US5063658 *Jan 7, 1988Nov 12, 1991Leonard Kurz Gmbh & Co.Embossing foil and a method of making
Referenced by
Citing PatentFiling datePublication dateApplicantTitle
US5889657 *Sep 30, 1996Mar 30, 1999Nec CorporationSurface-mounting structure and method of electronic devices
US6490169 *Nov 22, 2000Dec 3, 2002Yazaki CorporationConductive circuit structure having an electrically conductive surface fixed by collar walls
US6613986 *Sep 8, 1999Sep 2, 2003Ibiden Co., Ltd.Multilayer build-up wiring board
US7514779Dec 31, 2002Apr 7, 2009Ibiden Co., Ltd.Multilayer build-up wiring board
US7847318Mar 17, 2009Dec 7, 2010Ibiden Co., Ltd.Multilayer build-up wiring board including a chip mount region
US8549743 *Jul 8, 2008Oct 8, 2013Robert Bosch GmbhMethod for hot embossing at least one conductive track onto a substrate
US20030102151 *Dec 31, 2002Jun 5, 2003Naohiro HiroseMultilayer build-up wiring board
US20040075991 *Oct 10, 2003Apr 22, 2004Tessera. Inc.Vapor phase connection techniques
US20090173523 *Mar 17, 2009Jul 9, 2009Ibiden Co., LtdMultilayer build-up wiring board
US20100276182 *Jul 8, 2008Nov 4, 2010Ricardo EhrenpfordtMethod for hot embossing at least one conductor track onto a substrate and substrate having at least one conductor track
Classifications
U.S. Classification29/846, 174/261, 29/849
International ClassificationH05K3/32, H05K1/14, H05K3/36
Cooperative ClassificationH05K2201/0394, Y10T29/49155, H05K3/363, H05K2201/10477, H05K2203/167, Y10T29/4916, H05K3/321
European ClassificationH05K3/36B2
Legal Events
DateCodeEventDescription
Jun 20, 1994ASAssignment
Owner name: MINNESOTA MINING AND MANUFACTURING COMPANY, MINNES
Free format text: ASSIGNMENT OF ASSIGNORS INTEREST;ASSIGNOR:YAMAZAKI, HIDEO;REEL/FRAME:007037/0972
Effective date: 19940609
Mar 29, 1999FPAYFee payment
Year of fee payment: 4

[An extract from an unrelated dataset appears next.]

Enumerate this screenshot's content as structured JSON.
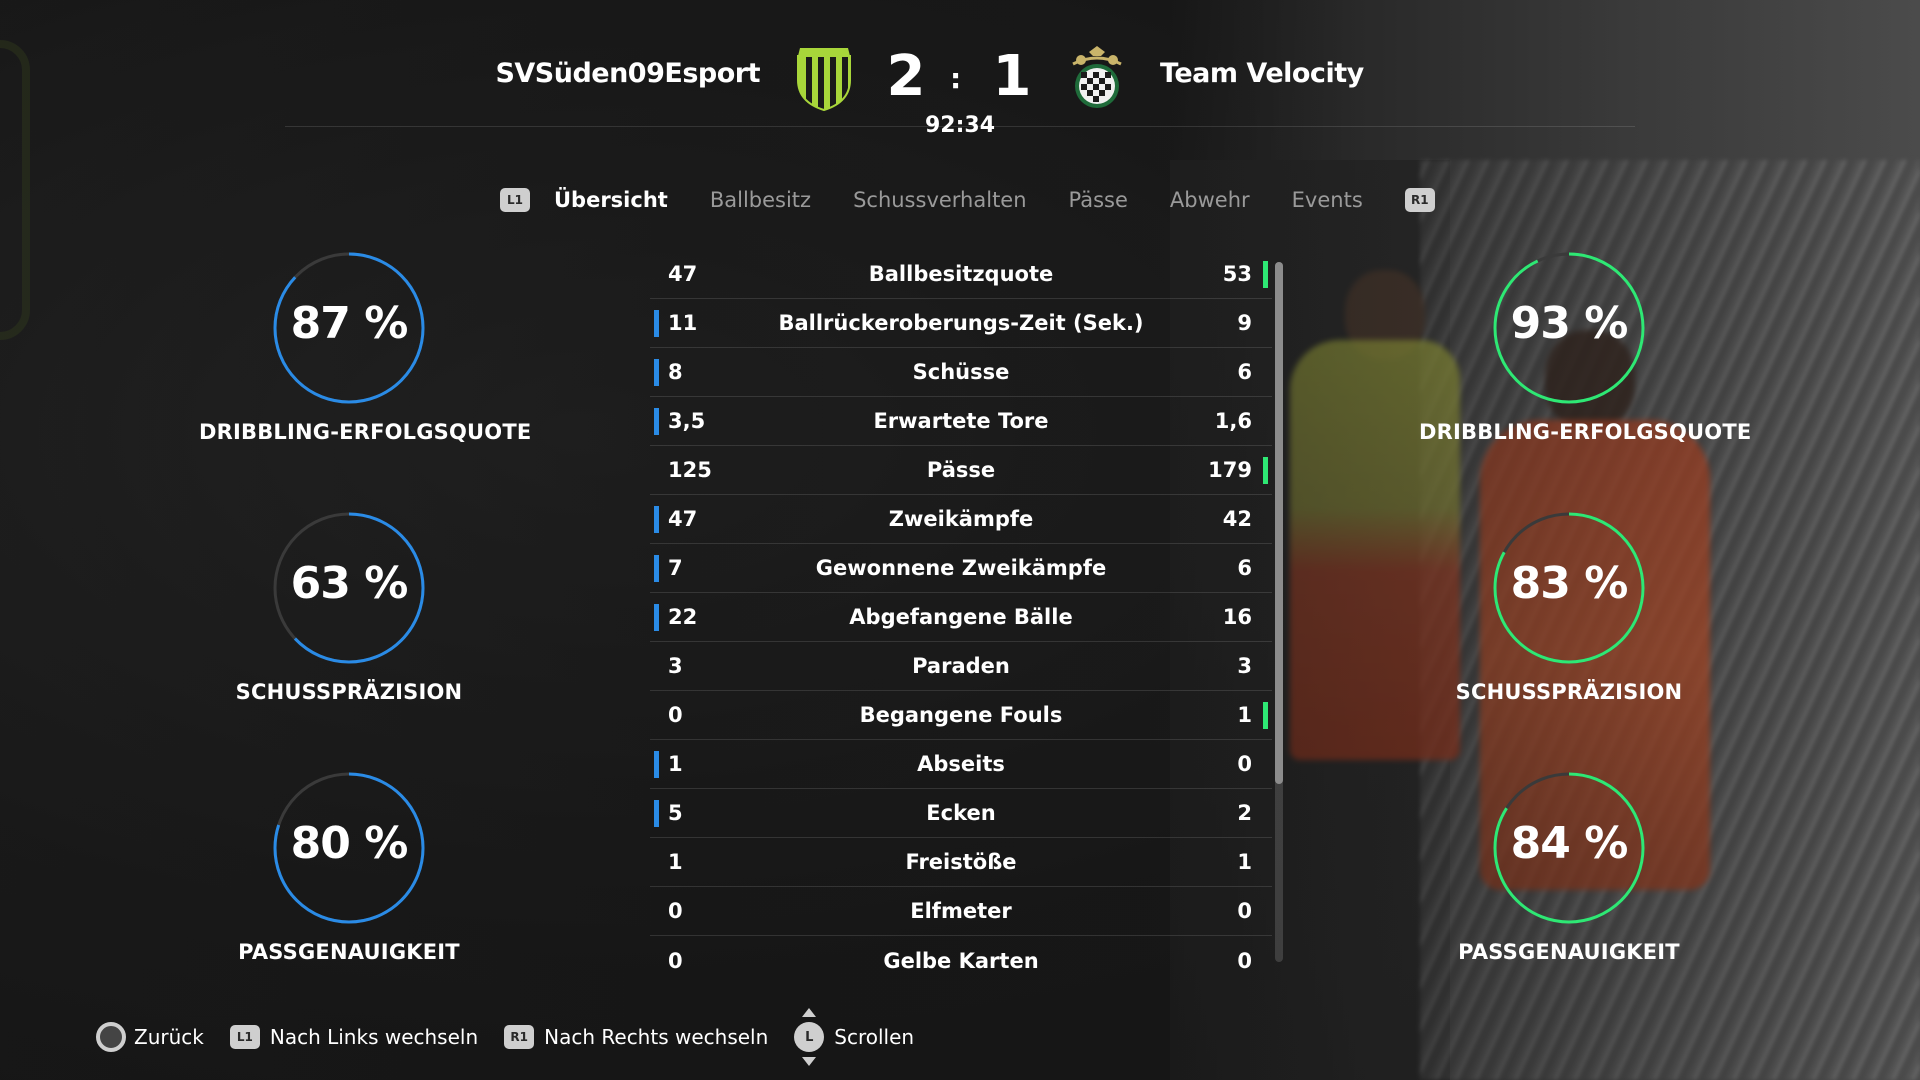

Jun 18, 2003REMIMaintenance fee reminder mailed
Nov 28, 2003LAPSLapse for failure to pay maintenance fees
Jan 27, 2004FPExpired due to failure to pay maintenance fee
Effective date: 20031128